Many have heard this word, but what does it mean? It seems there is quite a bit of confusion around it.
In general shincha is not a tea category (like sencha, gyokuro, matcha, etc.), but a tea decription. Translated from Japanese shincha (新茶) literally means ‘new tea’. Following this it seems it could refer to any new tea. Usually, however, it is used to describe tea harvested and processed in spring season. The timing of the spring harvest will differ depending on the tea region. Some regions in Japan may be able to offer shincha as early as April. Other regions, especially those deeper in the mountains and at a higher altitude, will generally have to wait until the beginning of May.
And shincha actually is not just any tea. It is quite unusual to hear the word shincha when talking about gyokuro or matcha. Most often it is used to describe sencha and its variations (fukamushicha, kabusecha, etc.). This is because traditionally gyokuro and matcha would be left to rest and mellow for about half a year after processing. Sencha on the other hand, has been appreciated for its fresh green aroma and taste. That is why normally sencha as shincha is packaged and sold right after it is produced, without putting it into cold long-term storage.

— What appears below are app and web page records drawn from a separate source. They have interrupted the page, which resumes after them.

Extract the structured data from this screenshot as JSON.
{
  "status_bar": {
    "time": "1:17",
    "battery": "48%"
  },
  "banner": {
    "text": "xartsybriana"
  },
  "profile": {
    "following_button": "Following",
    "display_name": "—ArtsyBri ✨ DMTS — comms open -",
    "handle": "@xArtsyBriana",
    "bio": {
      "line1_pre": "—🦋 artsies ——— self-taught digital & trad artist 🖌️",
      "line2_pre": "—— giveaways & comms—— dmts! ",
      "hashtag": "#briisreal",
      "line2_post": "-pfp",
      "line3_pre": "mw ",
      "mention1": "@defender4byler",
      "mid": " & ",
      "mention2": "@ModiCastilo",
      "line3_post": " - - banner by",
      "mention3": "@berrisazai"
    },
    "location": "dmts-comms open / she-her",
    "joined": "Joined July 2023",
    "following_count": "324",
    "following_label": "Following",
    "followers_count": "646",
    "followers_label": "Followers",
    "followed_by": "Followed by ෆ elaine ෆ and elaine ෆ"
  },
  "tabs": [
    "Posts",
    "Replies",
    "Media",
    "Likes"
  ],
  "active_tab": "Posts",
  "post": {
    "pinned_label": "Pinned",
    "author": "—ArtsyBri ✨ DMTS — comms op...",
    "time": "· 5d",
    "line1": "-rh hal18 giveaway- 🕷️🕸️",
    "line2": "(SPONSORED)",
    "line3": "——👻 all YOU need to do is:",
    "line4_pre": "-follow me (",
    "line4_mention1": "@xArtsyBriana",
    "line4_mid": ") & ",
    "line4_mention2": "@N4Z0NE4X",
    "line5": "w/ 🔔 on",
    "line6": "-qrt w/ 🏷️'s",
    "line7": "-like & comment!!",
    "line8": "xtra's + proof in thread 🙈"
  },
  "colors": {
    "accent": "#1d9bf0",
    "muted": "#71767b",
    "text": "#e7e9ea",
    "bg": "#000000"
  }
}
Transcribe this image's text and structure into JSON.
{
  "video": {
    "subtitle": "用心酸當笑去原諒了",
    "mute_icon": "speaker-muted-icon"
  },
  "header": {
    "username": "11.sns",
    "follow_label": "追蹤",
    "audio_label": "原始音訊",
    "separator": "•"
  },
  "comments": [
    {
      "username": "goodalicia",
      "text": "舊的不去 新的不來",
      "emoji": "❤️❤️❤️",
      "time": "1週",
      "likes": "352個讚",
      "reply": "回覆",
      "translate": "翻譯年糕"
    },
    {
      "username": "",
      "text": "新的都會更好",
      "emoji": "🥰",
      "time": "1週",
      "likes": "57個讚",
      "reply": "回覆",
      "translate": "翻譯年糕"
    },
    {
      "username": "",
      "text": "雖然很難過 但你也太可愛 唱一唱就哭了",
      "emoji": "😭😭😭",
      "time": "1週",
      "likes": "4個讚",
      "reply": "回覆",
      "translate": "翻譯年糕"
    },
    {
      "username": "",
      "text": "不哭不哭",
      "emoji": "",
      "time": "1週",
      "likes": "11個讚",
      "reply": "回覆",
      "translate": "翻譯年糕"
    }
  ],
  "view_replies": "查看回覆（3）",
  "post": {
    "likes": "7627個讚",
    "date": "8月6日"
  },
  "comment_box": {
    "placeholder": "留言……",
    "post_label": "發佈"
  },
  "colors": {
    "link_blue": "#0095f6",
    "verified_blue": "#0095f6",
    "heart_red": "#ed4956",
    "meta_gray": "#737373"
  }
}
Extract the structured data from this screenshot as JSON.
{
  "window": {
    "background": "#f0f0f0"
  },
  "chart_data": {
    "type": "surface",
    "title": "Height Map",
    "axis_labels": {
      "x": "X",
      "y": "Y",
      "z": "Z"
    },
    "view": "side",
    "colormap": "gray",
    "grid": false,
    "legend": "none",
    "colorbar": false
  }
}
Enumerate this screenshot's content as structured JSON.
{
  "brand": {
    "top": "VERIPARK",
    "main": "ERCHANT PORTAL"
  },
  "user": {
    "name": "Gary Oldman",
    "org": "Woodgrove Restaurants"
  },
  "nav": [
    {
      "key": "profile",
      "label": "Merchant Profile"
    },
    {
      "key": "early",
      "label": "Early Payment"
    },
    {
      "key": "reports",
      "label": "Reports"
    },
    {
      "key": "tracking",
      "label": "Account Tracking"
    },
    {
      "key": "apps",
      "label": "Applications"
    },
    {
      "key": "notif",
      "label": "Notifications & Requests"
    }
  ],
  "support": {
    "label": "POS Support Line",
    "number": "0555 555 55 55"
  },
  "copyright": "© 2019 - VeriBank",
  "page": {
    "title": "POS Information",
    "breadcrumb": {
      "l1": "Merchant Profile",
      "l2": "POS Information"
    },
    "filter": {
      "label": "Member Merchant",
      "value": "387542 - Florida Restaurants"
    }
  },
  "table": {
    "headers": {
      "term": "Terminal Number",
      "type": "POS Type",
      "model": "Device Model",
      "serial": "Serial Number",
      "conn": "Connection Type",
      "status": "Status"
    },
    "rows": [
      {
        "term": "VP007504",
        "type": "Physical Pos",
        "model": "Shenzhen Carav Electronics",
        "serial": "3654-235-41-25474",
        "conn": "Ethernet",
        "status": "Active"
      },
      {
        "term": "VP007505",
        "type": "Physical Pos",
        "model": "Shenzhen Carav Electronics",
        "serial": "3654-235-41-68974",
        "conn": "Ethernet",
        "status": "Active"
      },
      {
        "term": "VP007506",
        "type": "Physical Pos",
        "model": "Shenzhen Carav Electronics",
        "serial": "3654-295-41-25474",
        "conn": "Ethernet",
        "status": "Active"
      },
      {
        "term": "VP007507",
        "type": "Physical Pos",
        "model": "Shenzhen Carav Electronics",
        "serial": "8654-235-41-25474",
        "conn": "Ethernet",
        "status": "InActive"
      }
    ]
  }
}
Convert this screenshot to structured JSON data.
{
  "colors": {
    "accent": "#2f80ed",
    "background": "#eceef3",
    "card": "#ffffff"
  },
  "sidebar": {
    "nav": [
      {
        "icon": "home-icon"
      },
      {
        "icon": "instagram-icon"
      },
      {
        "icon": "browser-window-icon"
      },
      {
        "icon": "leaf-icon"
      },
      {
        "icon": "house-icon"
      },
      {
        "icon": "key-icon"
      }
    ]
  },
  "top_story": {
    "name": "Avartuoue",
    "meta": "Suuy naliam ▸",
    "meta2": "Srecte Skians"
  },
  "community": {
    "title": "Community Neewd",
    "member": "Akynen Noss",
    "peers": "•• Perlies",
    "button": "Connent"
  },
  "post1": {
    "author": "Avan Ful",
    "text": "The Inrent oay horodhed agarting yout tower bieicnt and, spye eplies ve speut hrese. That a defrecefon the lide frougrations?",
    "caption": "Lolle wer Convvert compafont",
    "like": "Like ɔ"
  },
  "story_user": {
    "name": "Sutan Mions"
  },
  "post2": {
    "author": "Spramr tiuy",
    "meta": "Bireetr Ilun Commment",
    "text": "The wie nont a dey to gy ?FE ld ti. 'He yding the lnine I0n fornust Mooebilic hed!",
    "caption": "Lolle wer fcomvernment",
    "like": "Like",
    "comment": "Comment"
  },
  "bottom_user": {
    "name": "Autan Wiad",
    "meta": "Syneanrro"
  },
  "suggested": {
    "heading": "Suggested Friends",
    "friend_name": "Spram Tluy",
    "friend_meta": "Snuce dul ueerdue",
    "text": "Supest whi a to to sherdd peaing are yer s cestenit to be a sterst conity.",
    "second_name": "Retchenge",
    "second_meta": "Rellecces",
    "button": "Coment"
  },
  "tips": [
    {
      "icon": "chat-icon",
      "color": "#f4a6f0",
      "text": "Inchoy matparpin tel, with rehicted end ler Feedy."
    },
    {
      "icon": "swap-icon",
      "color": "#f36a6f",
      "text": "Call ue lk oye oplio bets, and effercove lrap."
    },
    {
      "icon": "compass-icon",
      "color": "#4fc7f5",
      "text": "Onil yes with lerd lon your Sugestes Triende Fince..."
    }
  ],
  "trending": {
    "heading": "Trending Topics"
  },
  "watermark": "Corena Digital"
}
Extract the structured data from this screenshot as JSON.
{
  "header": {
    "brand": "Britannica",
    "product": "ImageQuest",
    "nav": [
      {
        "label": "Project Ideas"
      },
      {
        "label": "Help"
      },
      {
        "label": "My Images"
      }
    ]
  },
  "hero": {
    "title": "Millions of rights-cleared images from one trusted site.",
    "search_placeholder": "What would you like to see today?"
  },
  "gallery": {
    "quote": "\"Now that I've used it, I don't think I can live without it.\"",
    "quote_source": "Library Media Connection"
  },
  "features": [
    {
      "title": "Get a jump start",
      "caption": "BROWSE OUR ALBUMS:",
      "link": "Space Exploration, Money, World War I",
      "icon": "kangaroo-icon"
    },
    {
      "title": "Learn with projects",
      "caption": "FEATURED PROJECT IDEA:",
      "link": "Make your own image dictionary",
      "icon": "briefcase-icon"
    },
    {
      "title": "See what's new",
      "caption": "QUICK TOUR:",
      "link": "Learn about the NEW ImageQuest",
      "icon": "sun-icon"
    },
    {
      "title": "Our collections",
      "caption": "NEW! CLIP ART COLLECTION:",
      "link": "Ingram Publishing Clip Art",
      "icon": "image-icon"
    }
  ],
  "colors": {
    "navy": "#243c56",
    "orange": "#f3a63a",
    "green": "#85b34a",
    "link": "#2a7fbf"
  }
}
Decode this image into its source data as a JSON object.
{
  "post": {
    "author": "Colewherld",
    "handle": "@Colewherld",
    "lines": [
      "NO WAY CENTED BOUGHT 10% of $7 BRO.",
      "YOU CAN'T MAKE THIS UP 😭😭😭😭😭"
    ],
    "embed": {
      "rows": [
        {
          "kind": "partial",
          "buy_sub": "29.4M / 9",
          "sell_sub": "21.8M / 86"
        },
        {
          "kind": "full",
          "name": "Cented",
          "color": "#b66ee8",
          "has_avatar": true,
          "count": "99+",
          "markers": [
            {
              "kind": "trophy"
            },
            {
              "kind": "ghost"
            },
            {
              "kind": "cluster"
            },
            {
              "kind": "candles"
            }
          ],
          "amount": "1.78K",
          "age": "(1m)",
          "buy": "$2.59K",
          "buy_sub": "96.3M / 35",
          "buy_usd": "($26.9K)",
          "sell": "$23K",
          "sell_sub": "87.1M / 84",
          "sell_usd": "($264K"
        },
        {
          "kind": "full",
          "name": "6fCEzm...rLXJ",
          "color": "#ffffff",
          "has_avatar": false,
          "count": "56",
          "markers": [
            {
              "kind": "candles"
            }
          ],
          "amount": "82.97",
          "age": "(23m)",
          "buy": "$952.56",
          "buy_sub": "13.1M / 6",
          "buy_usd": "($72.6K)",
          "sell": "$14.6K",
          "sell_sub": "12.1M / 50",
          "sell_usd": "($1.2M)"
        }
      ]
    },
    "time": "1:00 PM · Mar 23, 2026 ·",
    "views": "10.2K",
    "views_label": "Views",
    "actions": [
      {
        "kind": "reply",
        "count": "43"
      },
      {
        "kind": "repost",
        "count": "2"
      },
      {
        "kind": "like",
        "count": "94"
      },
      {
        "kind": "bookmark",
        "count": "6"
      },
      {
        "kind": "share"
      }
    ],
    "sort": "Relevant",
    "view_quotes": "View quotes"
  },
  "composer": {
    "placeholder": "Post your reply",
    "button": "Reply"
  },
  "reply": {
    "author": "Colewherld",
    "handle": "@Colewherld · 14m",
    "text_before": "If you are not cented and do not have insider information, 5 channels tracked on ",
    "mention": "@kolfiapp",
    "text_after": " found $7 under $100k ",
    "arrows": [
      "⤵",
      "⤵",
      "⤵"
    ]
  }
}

It is not completely clear for how long the term shincha can be used, but usually that will be for 1-2 months after the tea has been produced. After that the tea will simply be called sencha again. Be sure to try some shincha before the time passes.